The ‘Help with Fees’ scheme protects universal access to justice by providing those on low income and little to no savings with financial help towards the cost of these fees.
The scheme offers essential support to vulnerable individuals and comes at a crucial time following recent, but now reducing, inflation.
The income and capital eligibility thresholds are being raised significantly, potentially supporting thousands more people and ensuring justice is never unaffordable.
The scheme is also being simplified making it easier for people to use, including allowing their legal representatives to complete applications.
In the last year alone, the scheme has provided over £80 million to thousands of people in a wide range of cases such as family disputes, housing issues and compensation claims for personal injuries.
Justice Minister Mike Freer said:
No matter what someone’s finances, it is vital they can get the justice they deserve which is why we are making it easier for more people to get help with court fees.
The Help with Fees scheme has already helped tens of thousands of people pay court fees since we created it in 2013 and our reforms will make it more generous for those who need it most.
The changes to income thresholds will vary depending on different families and their circumstances, including the age of any children. For example:
- For a couple with 2 children under 14, the monthly income threshold would increase from £1,875 per month to £2,980
- For a single person with no children the threshold would increase from £1,170 per month to £1,420
Additional financial support will be provided for parents with a child aged 14 or over, considering the greater cost associated with looking after older children.
The Government will also change how the scheme is targeted to make sure the most financially vulnerable are better supported by:
- Providing more flexibility for individuals with money in savings and investments by increasing the minimum capital threshold for the scheme. This will allow applicants to have more capital before they become ineligible for the scheme.
- Making it easier for the self-employed and those who work variable shift patterns to qualify by better recognising that income can fluctuate month- on-month.
- Ensuring those on higher incomes pay more of their court and tribunal fees, by revising partial fee discounts so the more an individual earns, the more they pay towards their fees.
- Raising the scheme’s age cap from 61 to the state pension age of 66.
The reforms follow a public consultation earlier this year which found the majority of respondents were very supportive of the Government’s plans to expand and improve the scheme. The reformed scheme will come into force later this year.

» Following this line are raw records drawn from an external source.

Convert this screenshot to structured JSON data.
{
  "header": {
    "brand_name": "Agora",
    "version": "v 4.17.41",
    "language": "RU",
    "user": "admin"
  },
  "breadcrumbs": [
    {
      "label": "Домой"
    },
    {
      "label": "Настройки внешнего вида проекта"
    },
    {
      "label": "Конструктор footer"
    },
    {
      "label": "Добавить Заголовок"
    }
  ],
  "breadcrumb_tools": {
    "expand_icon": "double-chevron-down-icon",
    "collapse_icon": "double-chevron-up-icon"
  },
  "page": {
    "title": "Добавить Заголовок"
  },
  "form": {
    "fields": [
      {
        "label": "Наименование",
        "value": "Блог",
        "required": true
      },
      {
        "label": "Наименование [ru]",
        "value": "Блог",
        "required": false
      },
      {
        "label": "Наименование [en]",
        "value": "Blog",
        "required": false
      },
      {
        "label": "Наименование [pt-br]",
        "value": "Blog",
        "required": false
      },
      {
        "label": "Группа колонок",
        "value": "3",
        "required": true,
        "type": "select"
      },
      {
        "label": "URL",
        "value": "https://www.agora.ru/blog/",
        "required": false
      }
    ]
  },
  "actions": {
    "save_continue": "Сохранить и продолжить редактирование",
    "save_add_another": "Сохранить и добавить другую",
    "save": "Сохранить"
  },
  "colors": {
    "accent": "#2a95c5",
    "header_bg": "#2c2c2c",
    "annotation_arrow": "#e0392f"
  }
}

The changes come alongside wider Government measures to ensure people can access justice no matter their personal finances. Earlier this year more than 6 million more people were made eligible for legal aid advice and representation under a major investment to support those who need it most.